Instructions for the task: A verbatim copy of the listing is what is needed, minus any pictures.

Task data:

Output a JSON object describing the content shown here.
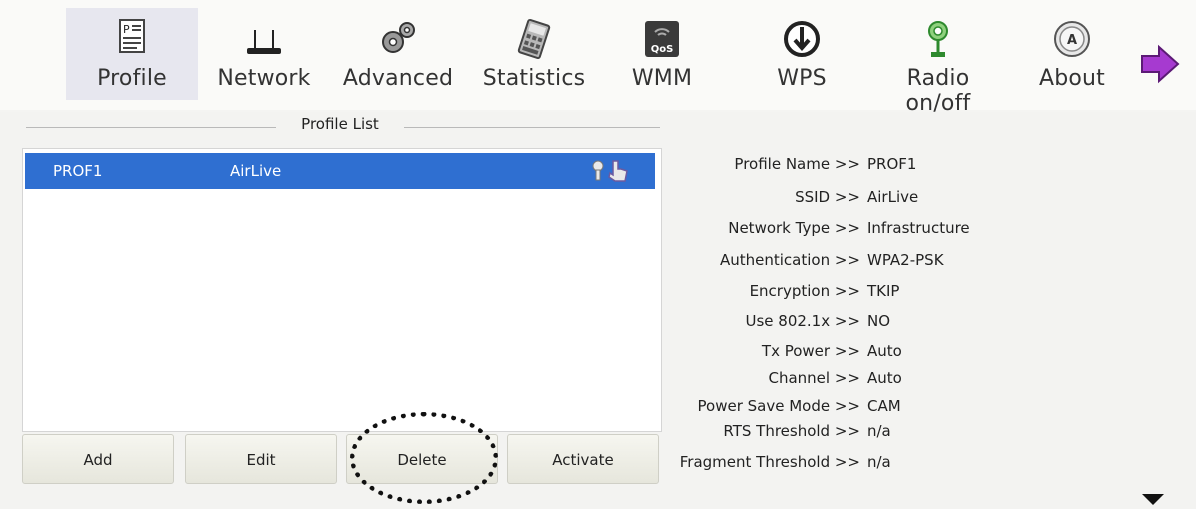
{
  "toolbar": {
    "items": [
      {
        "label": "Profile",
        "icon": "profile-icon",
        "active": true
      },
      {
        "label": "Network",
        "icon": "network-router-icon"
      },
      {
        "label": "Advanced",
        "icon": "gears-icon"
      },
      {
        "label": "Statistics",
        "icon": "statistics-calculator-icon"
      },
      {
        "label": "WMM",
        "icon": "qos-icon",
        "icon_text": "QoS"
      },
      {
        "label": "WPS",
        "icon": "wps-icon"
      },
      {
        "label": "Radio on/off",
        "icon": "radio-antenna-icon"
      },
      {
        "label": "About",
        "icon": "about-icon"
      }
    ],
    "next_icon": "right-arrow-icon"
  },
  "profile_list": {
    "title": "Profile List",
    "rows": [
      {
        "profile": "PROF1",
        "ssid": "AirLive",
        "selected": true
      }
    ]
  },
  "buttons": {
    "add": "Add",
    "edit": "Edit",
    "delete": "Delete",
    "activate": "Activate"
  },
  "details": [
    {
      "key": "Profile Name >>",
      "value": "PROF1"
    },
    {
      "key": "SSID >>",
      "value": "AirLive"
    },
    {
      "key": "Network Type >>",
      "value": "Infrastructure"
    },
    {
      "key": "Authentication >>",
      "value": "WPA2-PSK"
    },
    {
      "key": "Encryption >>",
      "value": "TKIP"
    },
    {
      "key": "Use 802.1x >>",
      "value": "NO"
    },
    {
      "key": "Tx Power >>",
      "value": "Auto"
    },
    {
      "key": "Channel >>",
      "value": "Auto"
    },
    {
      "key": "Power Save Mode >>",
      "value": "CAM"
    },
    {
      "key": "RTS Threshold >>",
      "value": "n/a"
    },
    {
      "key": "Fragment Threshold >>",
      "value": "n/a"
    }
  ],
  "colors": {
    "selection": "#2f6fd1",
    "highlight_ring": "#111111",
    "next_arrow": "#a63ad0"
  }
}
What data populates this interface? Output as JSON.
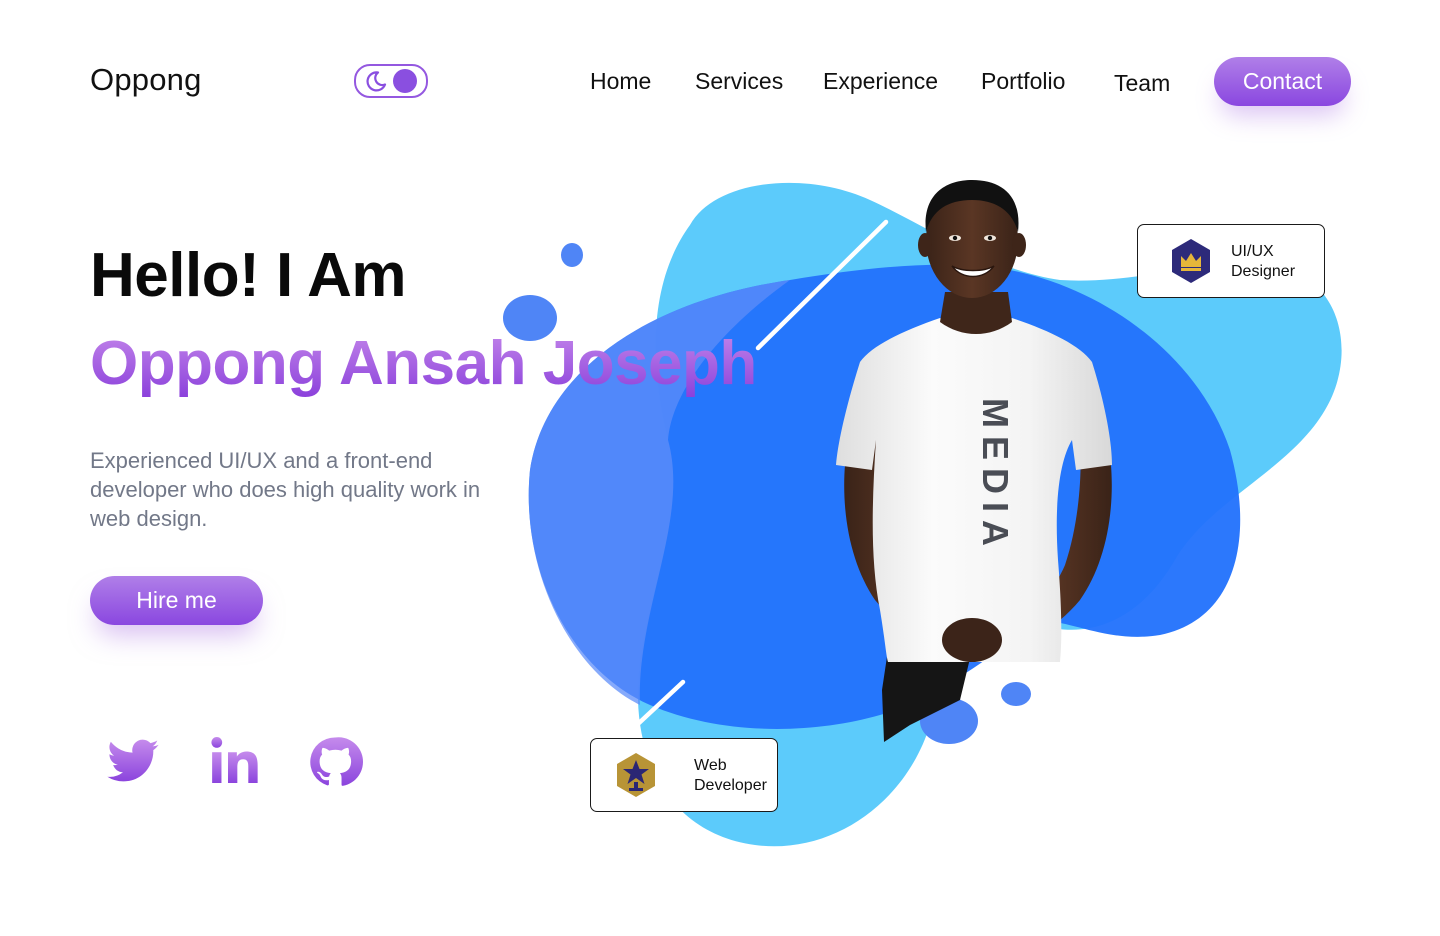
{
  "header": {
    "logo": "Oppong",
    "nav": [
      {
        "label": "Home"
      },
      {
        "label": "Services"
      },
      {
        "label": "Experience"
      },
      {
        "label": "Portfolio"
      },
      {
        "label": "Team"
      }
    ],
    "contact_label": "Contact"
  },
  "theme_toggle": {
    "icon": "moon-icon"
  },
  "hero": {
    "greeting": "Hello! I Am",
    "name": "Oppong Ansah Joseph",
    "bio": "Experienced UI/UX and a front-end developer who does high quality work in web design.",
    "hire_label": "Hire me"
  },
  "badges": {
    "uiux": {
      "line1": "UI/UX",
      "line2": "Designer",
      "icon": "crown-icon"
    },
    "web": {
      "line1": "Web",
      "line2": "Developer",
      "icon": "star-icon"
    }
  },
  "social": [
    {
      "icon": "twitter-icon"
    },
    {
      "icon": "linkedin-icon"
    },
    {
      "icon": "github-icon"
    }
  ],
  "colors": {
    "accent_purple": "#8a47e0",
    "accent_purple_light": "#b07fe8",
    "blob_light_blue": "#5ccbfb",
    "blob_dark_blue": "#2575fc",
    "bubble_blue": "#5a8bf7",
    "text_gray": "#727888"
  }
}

Result for this exercise:
Output a JSON object describing the content shown here.
{
  "toolbar": {
    "items": [
      {
        "label": "Profile",
        "icon": "profile-icon",
        "active": true
      },
      {
        "label": "Network",
        "icon": "network-router-icon"
      },
      {
        "label": "Advanced",
        "icon": "gears-icon"
      },
      {
        "label": "Statistics",
        "icon": "statistics-calculator-icon"
      },
      {
        "label": "WMM",
        "icon": "qos-icon",
        "icon_text": "QoS"
      },
      {
        "label": "WPS",
        "icon": "wps-icon"
      },
      {
        "label": "Radio on/off",
        "icon": "radio-antenna-icon"
      },
      {
        "label": "About",
        "icon": "about-icon"
      }
    ],
    "next_icon": "right-arrow-icon"
  },
  "profile_list": {
    "title": "Profile List",
    "rows": [
      {
        "profile": "PROF1",
        "ssid": "AirLive",
        "selected": true
      }
    ]
  },
  "buttons": {
    "add": "Add",
    "edit": "Edit",
    "delete": "Delete",
    "activate": "Activate"
  },
  "details": [
    {
      "key": "Profile Name >>",
      "value": "PROF1"
    },
    {
      "key": "SSID >>",
      "value": "AirLive"
    },
    {
      "key": "Network Type >>",
      "value": "Infrastructure"
    },
    {
      "key": "Authentication >>",
      "value": "WPA2-PSK"
    },
    {
      "key": "Encryption >>",
      "value": "TKIP"
    },
    {
      "key": "Use 802.1x >>",
      "value": "NO"
    },
    {
      "key": "Tx Power >>",
      "value": "Auto"
    },
    {
      "key": "Channel >>",
      "value": "Auto"
    },
    {
      "key": "Power Save Mode >>",
      "value": "CAM"
    },
    {
      "key": "RTS Threshold >>",
      "value": "n/a"
    },
    {
      "key": "Fragment Threshold >>",
      "value": "n/a"
    }
  ],
  "colors": {
    "selection": "#2f6fd1",
    "highlight_ring": "#111111",
    "next_arrow": "#a63ad0"
  }
}
What data populates this interface? Output as JSON.
{
  "header": {
    "logo": "Oppong",
    "nav": [
      {
        "label": "Home"
      },
      {
        "label": "Services"
      },
      {
        "label": "Experience"
      },
      {
        "label": "Portfolio"
      },
      {
        "label": "Team"
      }
    ],
    "contact_label": "Contact"
  },
  "theme_toggle": {
    "icon": "moon-icon"
  },
  "hero": {
    "greeting": "Hello! I Am",
    "name": "Oppong Ansah Joseph",
    "bio": "Experienced UI/UX and a front-end developer who does high quality work in web design.",
    "hire_label": "Hire me"
  },
  "badges": {
    "uiux": {
      "line1": "UI/UX",
      "line2": "Designer",
      "icon": "crown-icon"
    },
    "web": {
      "line1": "Web",
      "line2": "Developer",
      "icon": "star-icon"
    }
  },
  "social": [
    {
      "icon": "twitter-icon"
    },
    {
      "icon": "linkedin-icon"
    },
    {
      "icon": "github-icon"
    }
  ],
  "colors": {
    "accent_purple": "#8a47e0",
    "accent_purple_light": "#b07fe8",
    "blob_light_blue": "#5ccbfb",
    "blob_dark_blue": "#2575fc",
    "bubble_blue": "#5a8bf7",
    "text_gray": "#727888"
  }
}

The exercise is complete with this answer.